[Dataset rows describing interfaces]
"""
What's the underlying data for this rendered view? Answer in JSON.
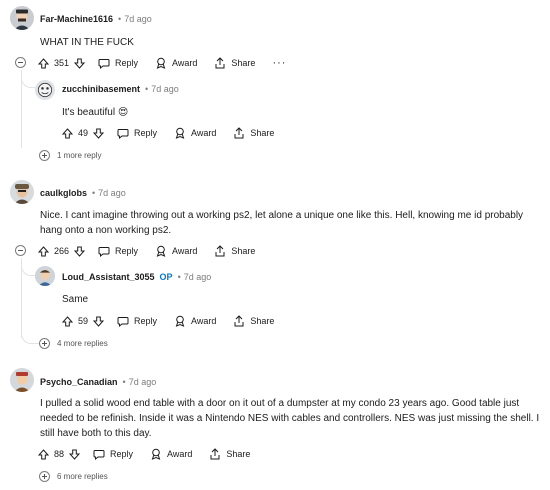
{
  "comments": [
    {
      "author": "Far-Machine1616",
      "time": "7d ago",
      "body": "WHAT IN THE FUCK",
      "score": "351",
      "reply_label": "Reply",
      "award_label": "Award",
      "share_label": "Share",
      "more_label": "···",
      "reply": {
        "author": "zucchinibasement",
        "time": "7d ago",
        "body": "It's beautiful",
        "emoji": "😍",
        "score": "49",
        "reply_label": "Reply",
        "award_label": "Award",
        "share_label": "Share"
      },
      "more_replies": "1 more reply"
    },
    {
      "author": "caulkglobs",
      "time": "7d ago",
      "body_line1": "Nice. I cant imagine throwing out a working ps2, let alone a unique one like this. Hell, knowing me id probably",
      "body_line2": "hang onto a non working ps2.",
      "score": "266",
      "reply_label": "Reply",
      "award_label": "Award",
      "share_label": "Share",
      "reply": {
        "author": "Loud_Assistant_3055",
        "op_badge": "OP",
        "time": "7d ago",
        "body": "Same",
        "score": "59",
        "reply_label": "Reply",
        "award_label": "Award",
        "share_label": "Share"
      },
      "more_replies": "4 more replies"
    },
    {
      "author": "Psycho_Canadian",
      "time": "7d ago",
      "body_line1": "I pulled a solid wood end table with a door on it out of a dumpster at my condo 23 years ago. Good table just",
      "body_line2": "needed to be refinish. Inside it was a Nintendo NES with cables and controllers. NES was just missing the shell. I",
      "body_line3": "still have both to this day.",
      "score": "88",
      "reply_label": "Reply",
      "award_label": "Award",
      "share_label": "Share",
      "more_replies": "6 more replies"
    }
  ],
  "dot_separator": "•",
  "colors": {
    "op": "#0079d3",
    "meta": "#7c7c7c",
    "thread_line": "#e0e4e8"
  }
}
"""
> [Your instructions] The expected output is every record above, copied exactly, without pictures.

> [Output for this task]
What's the underlying data for this rendered view? Answer in JSON.
{
  "comments": [
    {
      "author": "Far-Machine1616",
      "time": "7d ago",
      "body": "WHAT IN THE FUCK",
      "score": "351",
      "reply_label": "Reply",
      "award_label": "Award",
      "share_label": "Share",
      "more_label": "···",
      "reply": {
        "author": "zucchinibasement",
        "time": "7d ago",
        "body": "It's beautiful",
        "emoji": "😍",
        "score": "49",
        "reply_label": "Reply",
        "award_label": "Award",
        "share_label": "Share"
      },
      "more_replies": "1 more reply"
    },
    {
      "author": "caulkglobs",
      "time": "7d ago",
      "body_line1": "Nice. I cant imagine throwing out a working ps2, let alone a unique one like this. Hell, knowing me id probably",
      "body_line2": "hang onto a non working ps2.",
      "score": "266",
      "reply_label": "Reply",
      "award_label": "Award",
      "share_label": "Share",
      "reply": {
        "author": "Loud_Assistant_3055",
        "op_badge": "OP",
        "time": "7d ago",
        "body": "Same",
        "score": "59",
        "reply_label": "Reply",
        "award_label": "Award",
        "share_label": "Share"
      },
      "more_replies": "4 more replies"
    },
    {
      "author": "Psycho_Canadian",
      "time": "7d ago",
      "body_line1": "I pulled a solid wood end table with a door on it out of a dumpster at my condo 23 years ago. Good table just",
      "body_line2": "needed to be refinish. Inside it was a Nintendo NES with cables and controllers. NES was just missing the shell. I",
      "body_line3": "still have both to this day.",
      "score": "88",
      "reply_label": "Reply",
      "award_label": "Award",
      "share_label": "Share",
      "more_replies": "6 more replies"
    }
  ],
  "dot_separator": "•",
  "colors": {
    "op": "#0079d3",
    "meta": "#7c7c7c",
    "thread_line": "#e0e4e8"
  }
}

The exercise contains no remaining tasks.